Sometimes Alex turned the tables on Pepperberg and her colleagues or interfered in ways that showed remarkable insight, creativity and problem-solving ability, a bird thinking outside the box and far beyond the scientist’s narrow experimental designs. This happened, for instance, when Alex manipulated Pepperberg into asking the question he wanted her to ask so he could demonstrate his new concept of “none.” On seeing himself in the mirror for the first time he naïvely asked, “What’s that?” The graduate student who had taken him to the restroom inadvertently spoiled a possible experiment by telling him, “That’s you.”

Another time, when his repeated pleas for a nut were ignored as Pepperberg tried to make him perform for guests, an apparently exasperated Alex spelled out “nuh-uh-tuh!!” in the phonic syllables she had been trying to get him to use. Sometimes he also would become impatient with the other parrots in the lab, telling them to “Answer better” when they were failing Pepperberg’s tests.

There is also sadness, as when Alex suffered illness (life-threatening aspergillosis, requiring surgery) and the inevitable episodes of fear, loneliness and deprivation. For me, one of the most poignant revelations was his love of a tree planted in the courtyard of the laboratory building where he stayed. He liked to shoulder surf down to look at it. I wonder whether his fascination expressed some hard-wired recognition of what would have been a central part of his life had he been a wild parrot. And if so, what did he see in the tree? Did he perceive it as beautiful? And was it mainly an aesthetic experience? Or did it call forth some ineffable yearning for another life? Did it make him feel sad, empty or unfulfilled?

But it would be a mistake to pity Alex for the life he never had as a wild bird or even a companion parrot in an ordinary home. He was a complex being, and there is much we do not know about his happiness and interior life. He lived in a cloistered environment, to be sure, but not an empty or meaningless one. Every day he received love and care, attention and stimulation, friendship and community. Moreover, to pity him would be to deny his agency, the role he played in creating his own life.

Whatever we believe, we should feel gratitude that Alex existed and that Irene Pepperberg chose to work with him. In the long run, their 30-year collaboration may have done more to improve the welfare of companion birds than any ten rescue groups could, simply by giving scientific validity to the perceptions and interpretations that countless people have of their birds’ intelligence and sensitivity.

And in the end, Pepperberg the scientist finally acknowledges that her studies may have shown there not only is an intelligence in these birds which in many ways is the same as the intelligence we see in young children—that which we see in our own children and can sometimes recall from our own childhoods, an intelligence with which we can have a human relationship. By that very fact, there must be personhood behind it.


This is the first of what I hope will be an ongoing series, reviewing books of potential interest to Mickaboo volunteers and supporters. I had intended to pair this review of Alex & Me with one of Betty Jean Craige’s Conversations With Cosmo, At Home with an African Grey Parrot. However, this review turned out to be so long that I decided to leave Ms. Craige’s book for the next newsletter.

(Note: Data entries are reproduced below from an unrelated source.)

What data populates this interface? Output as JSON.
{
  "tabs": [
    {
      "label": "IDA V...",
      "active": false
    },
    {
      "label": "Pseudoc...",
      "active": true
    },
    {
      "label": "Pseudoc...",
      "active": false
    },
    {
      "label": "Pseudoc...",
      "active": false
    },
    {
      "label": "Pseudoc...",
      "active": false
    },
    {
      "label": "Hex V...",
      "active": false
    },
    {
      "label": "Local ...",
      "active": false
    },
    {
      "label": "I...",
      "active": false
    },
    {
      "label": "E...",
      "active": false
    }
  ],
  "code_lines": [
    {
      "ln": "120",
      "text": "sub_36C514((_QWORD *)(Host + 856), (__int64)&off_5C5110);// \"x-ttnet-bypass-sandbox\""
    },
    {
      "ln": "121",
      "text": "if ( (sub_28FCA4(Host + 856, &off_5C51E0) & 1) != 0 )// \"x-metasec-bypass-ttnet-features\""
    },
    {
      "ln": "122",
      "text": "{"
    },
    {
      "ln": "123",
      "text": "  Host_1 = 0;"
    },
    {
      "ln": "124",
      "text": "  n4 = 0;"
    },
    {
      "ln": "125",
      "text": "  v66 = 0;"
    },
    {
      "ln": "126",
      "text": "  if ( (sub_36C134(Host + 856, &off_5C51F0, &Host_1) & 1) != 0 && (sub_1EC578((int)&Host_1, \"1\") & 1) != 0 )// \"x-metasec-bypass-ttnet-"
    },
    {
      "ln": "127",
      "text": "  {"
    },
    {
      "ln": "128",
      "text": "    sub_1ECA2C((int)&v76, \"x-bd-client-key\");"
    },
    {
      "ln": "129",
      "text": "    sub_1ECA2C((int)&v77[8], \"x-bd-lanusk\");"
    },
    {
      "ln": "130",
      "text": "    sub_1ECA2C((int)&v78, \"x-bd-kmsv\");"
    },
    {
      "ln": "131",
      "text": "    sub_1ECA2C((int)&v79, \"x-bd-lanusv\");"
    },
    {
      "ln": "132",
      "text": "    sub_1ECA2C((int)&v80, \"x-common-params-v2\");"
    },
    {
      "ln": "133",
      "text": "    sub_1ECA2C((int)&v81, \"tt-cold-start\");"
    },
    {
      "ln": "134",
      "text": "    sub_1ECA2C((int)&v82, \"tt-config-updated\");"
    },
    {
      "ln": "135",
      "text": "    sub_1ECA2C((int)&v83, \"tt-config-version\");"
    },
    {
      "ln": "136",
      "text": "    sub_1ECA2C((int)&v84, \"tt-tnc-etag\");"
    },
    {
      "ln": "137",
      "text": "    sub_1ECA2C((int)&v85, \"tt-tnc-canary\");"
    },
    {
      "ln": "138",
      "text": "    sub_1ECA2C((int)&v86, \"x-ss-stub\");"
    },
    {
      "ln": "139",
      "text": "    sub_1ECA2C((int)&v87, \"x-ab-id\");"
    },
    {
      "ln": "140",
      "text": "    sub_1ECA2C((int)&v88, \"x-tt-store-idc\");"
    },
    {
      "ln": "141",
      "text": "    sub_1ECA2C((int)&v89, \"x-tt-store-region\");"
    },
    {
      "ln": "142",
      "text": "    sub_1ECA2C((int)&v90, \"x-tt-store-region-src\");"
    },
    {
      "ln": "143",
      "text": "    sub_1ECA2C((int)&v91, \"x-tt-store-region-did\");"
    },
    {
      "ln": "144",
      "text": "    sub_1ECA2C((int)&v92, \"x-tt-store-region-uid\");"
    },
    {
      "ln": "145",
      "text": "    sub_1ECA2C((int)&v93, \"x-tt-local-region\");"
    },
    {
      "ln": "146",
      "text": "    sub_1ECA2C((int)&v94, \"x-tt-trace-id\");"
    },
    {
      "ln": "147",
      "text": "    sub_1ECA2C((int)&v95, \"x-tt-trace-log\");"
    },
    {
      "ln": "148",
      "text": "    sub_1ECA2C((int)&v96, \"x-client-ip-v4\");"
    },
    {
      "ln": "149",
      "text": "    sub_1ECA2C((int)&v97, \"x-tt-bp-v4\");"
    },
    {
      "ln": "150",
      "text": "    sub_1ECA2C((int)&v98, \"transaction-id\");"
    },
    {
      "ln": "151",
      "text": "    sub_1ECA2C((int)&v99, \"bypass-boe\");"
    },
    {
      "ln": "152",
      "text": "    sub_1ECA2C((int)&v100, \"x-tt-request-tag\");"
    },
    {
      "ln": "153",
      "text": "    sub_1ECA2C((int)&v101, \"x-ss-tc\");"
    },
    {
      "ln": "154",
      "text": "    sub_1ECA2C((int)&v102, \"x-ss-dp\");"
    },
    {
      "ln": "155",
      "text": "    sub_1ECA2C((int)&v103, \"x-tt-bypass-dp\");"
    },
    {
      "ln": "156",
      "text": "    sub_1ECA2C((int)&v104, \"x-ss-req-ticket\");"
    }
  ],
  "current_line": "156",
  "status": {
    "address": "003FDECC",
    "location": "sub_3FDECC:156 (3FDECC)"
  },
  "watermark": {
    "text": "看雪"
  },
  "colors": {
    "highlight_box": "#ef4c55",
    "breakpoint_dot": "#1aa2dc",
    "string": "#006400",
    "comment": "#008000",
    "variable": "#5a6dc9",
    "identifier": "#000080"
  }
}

The number and variety of bird books is vast: scientific studies and natural histories, accounts of people’s experiences with their companion birds, guides to bird care, even novels and children’s books, continue to proliferate. I hope others will contribute to this feature in future newsletters, sharing information and responses to books you have read.

Please send any such contributions to for publication consideration.